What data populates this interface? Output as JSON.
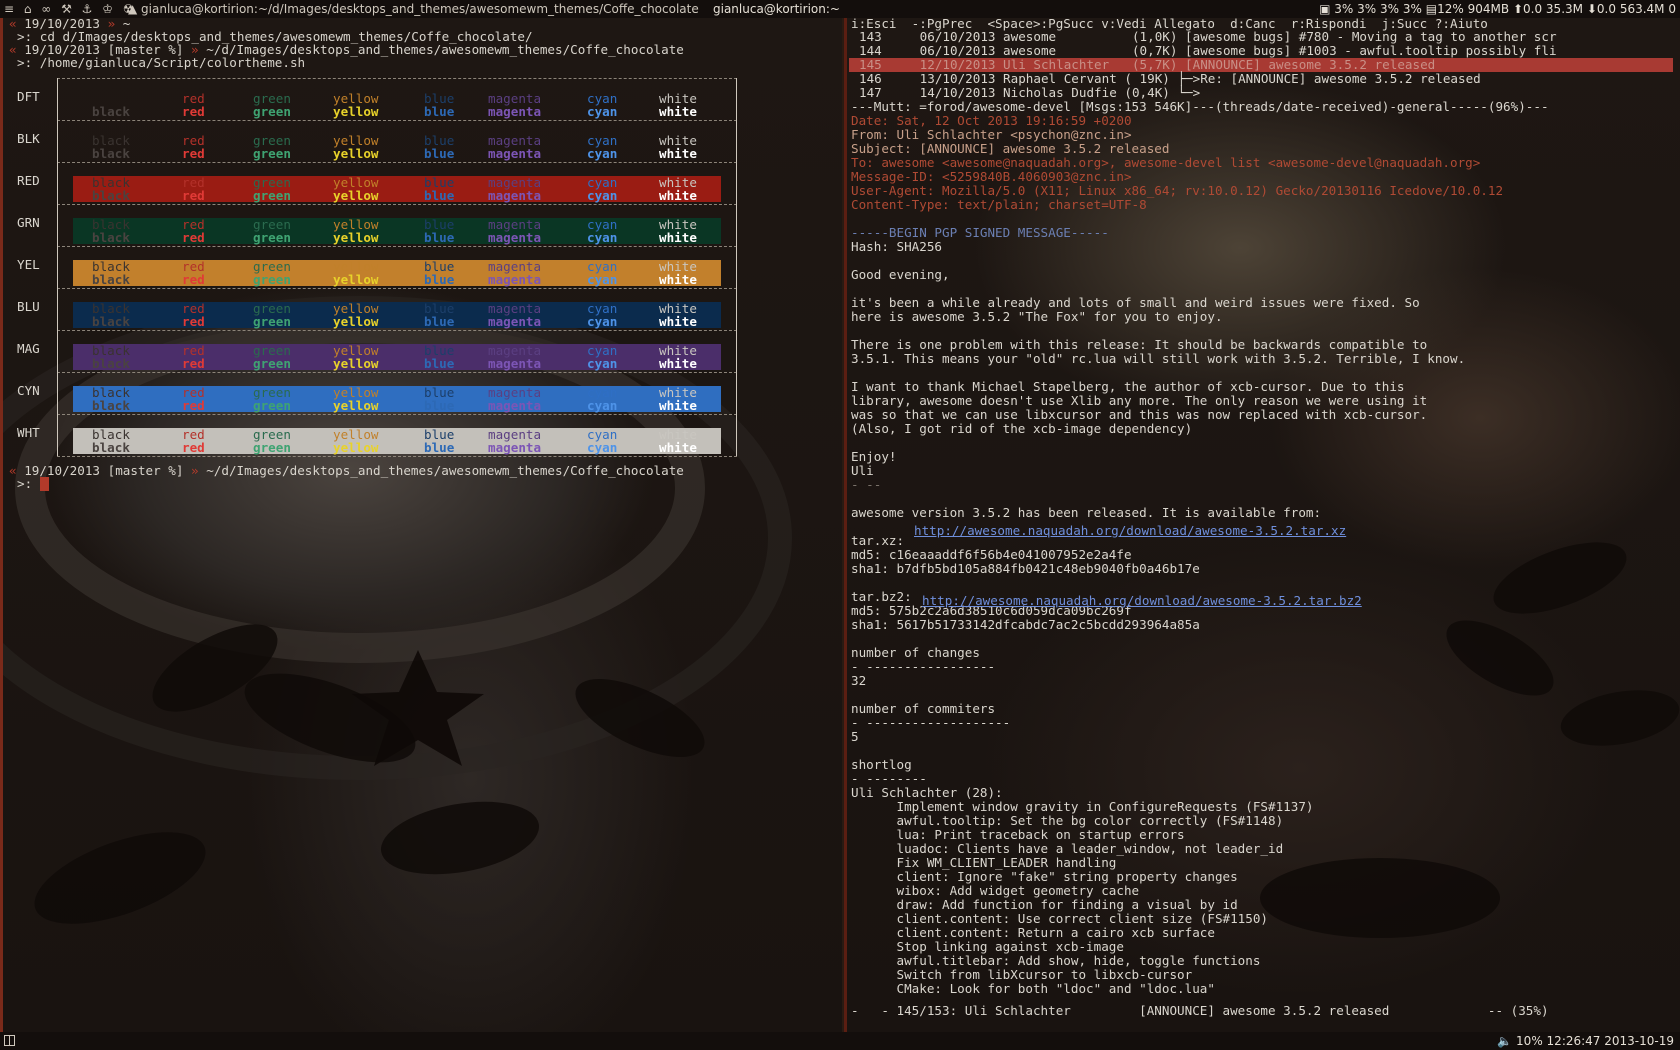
{
  "topbar": {
    "tag_icons": "≡ ⌂ ∞ ⚒ ⚓ ♔ ☢",
    "left_window_title": "gianluca@kortirion:~/d/Images/desktops_and_themes/awesomewm_themes/Coffe_chocolate",
    "right_window_title": "gianluca@kortirion:~",
    "cpu": [
      "3%",
      "3%",
      "3%",
      "3%"
    ],
    "mem_percent": "12%",
    "mem_used": "904MB",
    "net_up_rate": "0.0",
    "net_up_total": "35.3M",
    "net_down_rate": "0.0",
    "net_down_total": "563.4M",
    "last_char": "0"
  },
  "bottombar": {
    "volume": "10%",
    "clock": "12:26:47 2013-10-19"
  },
  "left_terminal": {
    "prompt1": {
      "date": "19/10/2013",
      "path": "~"
    },
    "cmd1": ">: cd d/Images/desktops_and_themes/awesomewm_themes/Coffe_chocolate/",
    "prompt2": {
      "date": "19/10/2013",
      "branch": "[master %]",
      "path": "~/d/Images/desktops_and_themes/awesomewm_themes/Coffe_chocolate"
    },
    "cmd2": ">: /home/gianluca/Script/colortheme.sh",
    "prompt3": {
      "date": "19/10/2013",
      "branch": "[master %]",
      "path": "~/d/Images/desktops_and_themes/awesomewm_themes/Coffe_chocolate"
    },
    "prompt_marker": ">:",
    "colortheme": {
      "names": [
        "black",
        "red",
        "green",
        "yellow",
        "blue",
        "magenta",
        "cyan",
        "white"
      ],
      "normal_colors": [
        "#3a3330",
        "#b3312a",
        "#2a6b4e",
        "#c1802a",
        "#1c3f6a",
        "#5b3f82",
        "#2f6fc5",
        "#c9c6c0"
      ],
      "bright_colors": [
        "#4a4340",
        "#e03a36",
        "#3fa372",
        "#e8d22a",
        "#2d69b5",
        "#7c55b5",
        "#4e93e8",
        "#ffffff"
      ],
      "rows": [
        {
          "label": "DFT",
          "bg": ""
        },
        {
          "label": "BLK",
          "bg": ""
        },
        {
          "label": "RED",
          "bg": "#9a1c13"
        },
        {
          "label": "GRN",
          "bg": "#0a3624"
        },
        {
          "label": "YEL",
          "bg": "#c2802c"
        },
        {
          "label": "BLU",
          "bg": "#0b2b4d"
        },
        {
          "label": "MAG",
          "bg": "#4b2e6a"
        },
        {
          "label": "CYN",
          "bg": "#2f6ec0"
        },
        {
          "label": "WHT",
          "bg": "#c3c0ba"
        }
      ]
    }
  },
  "mutt": {
    "help_line": "i:Esci  -:PgPrec  <Space>:PgSucc v:Vedi Allegato  d:Canc  r:Rispondi  j:Succ ?:Aiuto",
    "index": [
      "143     06/10/2013 awesome          (1,0K) [awesome bugs] #780 - Moving a tag to another scr",
      "144     06/10/2013 awesome          (0,7K) [awesome bugs] #1003 - awful.tooltip possibly fli",
      "145     12/10/2013 Uli Schlachter   (5,7K) [ANNOUNCE] awesome 3.5.2 released",
      "146     13/10/2013 Raphael Cervant ( 19K) ├─>Re: [ANNOUNCE] awesome 3.5.2 released",
      "147     14/10/2013 Nicholas Dudfie (0,4K) └─>"
    ],
    "index_status": "---Mutt: =forod/awesome-devel [Msgs:153 546K]---(threads/date-received)-general-----(96%)---",
    "headers": [
      "Date: Sat, 12 Oct 2013 19:16:59 +0200",
      "From: Uli Schlachter <psychon@znc.in>",
      "Subject: [ANNOUNCE] awesome 3.5.2 released",
      "To: awesome <awesome@naquadah.org>, awesome-devel list <awesome-devel@naquadah.org>",
      "Message-ID: <5259840B.4060903@znc.in>",
      "User-Agent: Mozilla/5.0 (X11; Linux x86_64; rv:10.0.12) Gecko/20130116 Icedove/10.0.12",
      "Content-Type: text/plain; charset=UTF-8"
    ],
    "body": [
      "-----BEGIN PGP SIGNED MESSAGE-----",
      "Hash: SHA256",
      "",
      "Good evening,",
      "",
      "it's been a while already and lots of small and weird issues were fixed. So",
      "here is awesome 3.5.2 \"The Fox\" for you to enjoy.",
      "",
      "There is one problem with this release: It should be backwards compatible to",
      "3.5.1. This means your \"old\" rc.lua will still work with 3.5.2. Terrible, I know.",
      "",
      "I want to thank Michael Stapelberg, the author of xcb-cursor. Due to this",
      "library, awesome doesn't use Xlib any more. The only reason we were using it",
      "was so that we can use libxcursor and this was now replaced with xcb-cursor.",
      "(Also, I got rid of the xcb-image dependency)",
      "",
      "Enjoy!",
      "Uli",
      "- --",
      "",
      "awesome version 3.5.2 has been released. It is available from:",
      "",
      "tar.xz: ",
      "md5: c16eaaaddf6f56b4e041007952e2a4fe",
      "sha1: b7dfb5bd105a884fb0421c48eb9040fb0a46b17e",
      "",
      "tar.bz2: ",
      "md5: 575b2c2a6d38510c6d059dca09bc269f",
      "sha1: 5617b51733142dfcabdc7ac2c5bcdd293964a85a",
      "",
      "number of changes",
      "- -----------------",
      "32",
      "",
      "number of commiters",
      "- -------------------",
      "5",
      "",
      "shortlog",
      "- --------",
      "Uli Schlachter (28):",
      "      Implement window gravity in ConfigureRequests (FS#1137)",
      "      awful.tooltip: Set the bg color correctly (FS#1148)",
      "      lua: Print traceback on startup errors",
      "      luadoc: Clients have a leader_window, not leader_id",
      "      Fix WM_CLIENT_LEADER handling",
      "      client: Ignore \"fake\" string property changes",
      "      wibox: Add widget geometry cache",
      "      draw: Add function for finding a visual by id",
      "      client.content: Use correct client size (FS#1150)",
      "      client.content: Return a cairo xcb surface",
      "      Stop linking against xcb-image",
      "      awful.titlebar: Add show, hide, toggle functions",
      "      Switch from libXcursor to libxcb-cursor",
      "      CMake: Look for both \"ldoc\" and \"ldoc.lua\""
    ],
    "links": {
      "xz": "http://awesome.naquadah.org/download/awesome-3.5.2.tar.xz",
      "bz2": "http://awesome.naquadah.org/download/awesome-3.5.2.tar.bz2"
    },
    "pager_status": "-   - 145/153: Uli Schlachter         [ANNOUNCE] awesome 3.5.2 released             -- (35%)"
  }
}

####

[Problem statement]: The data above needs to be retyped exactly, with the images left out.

[Answer for this exercise]:
What data populates this interface? Output as JSON.
{
  "topbar": {
    "tag_icons": "≡ ⌂ ∞ ⚒ ⚓ ♔ ☢",
    "left_window_title": "gianluca@kortirion:~/d/Images/desktops_and_themes/awesomewm_themes/Coffe_chocolate",
    "right_window_title": "gianluca@kortirion:~",
    "cpu": [
      "3%",
      "3%",
      "3%",
      "3%"
    ],
    "mem_percent": "12%",
    "mem_used": "904MB",
    "net_up_rate": "0.0",
    "net_up_total": "35.3M",
    "net_down_rate": "0.0",
    "net_down_total": "563.4M",
    "last_char": "0"
  },
  "bottombar": {
    "volume": "10%",
    "clock": "12:26:47 2013-10-19"
  },
  "left_terminal": {
    "prompt1": {
      "date": "19/10/2013",
      "path": "~"
    },
    "cmd1": ">: cd d/Images/desktops_and_themes/awesomewm_themes/Coffe_chocolate/",
    "prompt2": {
      "date": "19/10/2013",
      "branch": "[master %]",
      "path": "~/d/Images/desktops_and_themes/awesomewm_themes/Coffe_chocolate"
    },
    "cmd2": ">: /home/gianluca/Script/colortheme.sh",
    "prompt3": {
      "date": "19/10/2013",
      "branch": "[master %]",
      "path": "~/d/Images/desktops_and_themes/awesomewm_themes/Coffe_chocolate"
    },
    "prompt_marker": ">:",
    "colortheme": {
      "names": [
        "black",
        "red",
        "green",
        "yellow",
        "blue",
        "magenta",
        "cyan",
        "white"
      ],
      "normal_colors": [
        "#3a3330",
        "#b3312a",
        "#2a6b4e",
        "#c1802a",
        "#1c3f6a",
        "#5b3f82",
        "#2f6fc5",
        "#c9c6c0"
      ],
      "bright_colors": [
        "#4a4340",
        "#e03a36",
        "#3fa372",
        "#e8d22a",
        "#2d69b5",
        "#7c55b5",
        "#4e93e8",
        "#ffffff"
      ],
      "rows": [
        {
          "label": "DFT",
          "bg": ""
        },
        {
          "label": "BLK",
          "bg": ""
        },
        {
          "label": "RED",
          "bg": "#9a1c13"
        },
        {
          "label": "GRN",
          "bg": "#0a3624"
        },
        {
          "label": "YEL",
          "bg": "#c2802c"
        },
        {
          "label": "BLU",
          "bg": "#0b2b4d"
        },
        {
          "label": "MAG",
          "bg": "#4b2e6a"
        },
        {
          "label": "CYN",
          "bg": "#2f6ec0"
        },
        {
          "label": "WHT",
          "bg": "#c3c0ba"
        }
      ]
    }
  },
  "mutt": {
    "help_line": "i:Esci  -:PgPrec  <Space>:PgSucc v:Vedi Allegato  d:Canc  r:Rispondi  j:Succ ?:Aiuto",
    "index": [
      "143     06/10/2013 awesome          (1,0K) [awesome bugs] #780 - Moving a tag to another scr",
      "144     06/10/2013 awesome          (0,7K) [awesome bugs] #1003 - awful.tooltip possibly fli",
      "145     12/10/2013 Uli Schlachter   (5,7K) [ANNOUNCE] awesome 3.5.2 released",
      "146     13/10/2013 Raphael Cervant ( 19K) ├─>Re: [ANNOUNCE] awesome 3.5.2 released",
      "147     14/10/2013 Nicholas Dudfie (0,4K) └─>"
    ],
    "index_status": "---Mutt: =forod/awesome-devel [Msgs:153 546K]---(threads/date-received)-general-----(96%)---",
    "headers": [
      "Date: Sat, 12 Oct 2013 19:16:59 +0200",
      "From: Uli Schlachter <psychon@znc.in>",
      "Subject: [ANNOUNCE] awesome 3.5.2 released",
      "To: awesome <awesome@naquadah.org>, awesome-devel list <awesome-devel@naquadah.org>",
      "Message-ID: <5259840B.4060903@znc.in>",
      "User-Agent: Mozilla/5.0 (X11; Linux x86_64; rv:10.0.12) Gecko/20130116 Icedove/10.0.12",
      "Content-Type: text/plain; charset=UTF-8"
    ],
    "body": [
      "-----BEGIN PGP SIGNED MESSAGE-----",
      "Hash: SHA256",
      "",
      "Good evening,",
      "",
      "it's been a while already and lots of small and weird issues were fixed. So",
      "here is awesome 3.5.2 \"The Fox\" for you to enjoy.",
      "",
      "There is one problem with this release: It should be backwards compatible to",
      "3.5.1. This means your \"old\" rc.lua will still work with 3.5.2. Terrible, I know.",
      "",
      "I want to thank Michael Stapelberg, the author of xcb-cursor. Due to this",
      "library, awesome doesn't use Xlib any more. The only reason we were using it",
      "was so that we can use libxcursor and this was now replaced with xcb-cursor.",
      "(Also, I got rid of the xcb-image dependency)",
      "",
      "Enjoy!",
      "Uli",
      "- --",
      "",
      "awesome version 3.5.2 has been released. It is available from:",
      "",
      "tar.xz: ",
      "md5: c16eaaaddf6f56b4e041007952e2a4fe",
      "sha1: b7dfb5bd105a884fb0421c48eb9040fb0a46b17e",
      "",
      "tar.bz2: ",
      "md5: 575b2c2a6d38510c6d059dca09bc269f",
      "sha1: 5617b51733142dfcabdc7ac2c5bcdd293964a85a",
      "",
      "number of changes",
      "- -----------------",
      "32",
      "",
      "number of commiters",
      "- -------------------",
      "5",
      "",
      "shortlog",
      "- --------",
      "Uli Schlachter (28):",
      "      Implement window gravity in ConfigureRequests (FS#1137)",
      "      awful.tooltip: Set the bg color correctly (FS#1148)",
      "      lua: Print traceback on startup errors",
      "      luadoc: Clients have a leader_window, not leader_id",
      "      Fix WM_CLIENT_LEADER handling",
      "      client: Ignore \"fake\" string property changes",
      "      wibox: Add widget geometry cache",
      "      draw: Add function for finding a visual by id",
      "      client.content: Use correct client size (FS#1150)",
      "      client.content: Return a cairo xcb surface",
      "      Stop linking against xcb-image",
      "      awful.titlebar: Add show, hide, toggle functions",
      "      Switch from libXcursor to libxcb-cursor",
      "      CMake: Look for both \"ldoc\" and \"ldoc.lua\""
    ],
    "links": {
      "xz": "http://awesome.naquadah.org/download/awesome-3.5.2.tar.xz",
      "bz2": "http://awesome.naquadah.org/download/awesome-3.5.2.tar.bz2"
    },
    "pager_status": "-   - 145/153: Uli Schlachter         [ANNOUNCE] awesome 3.5.2 released             -- (35%)"
  }
}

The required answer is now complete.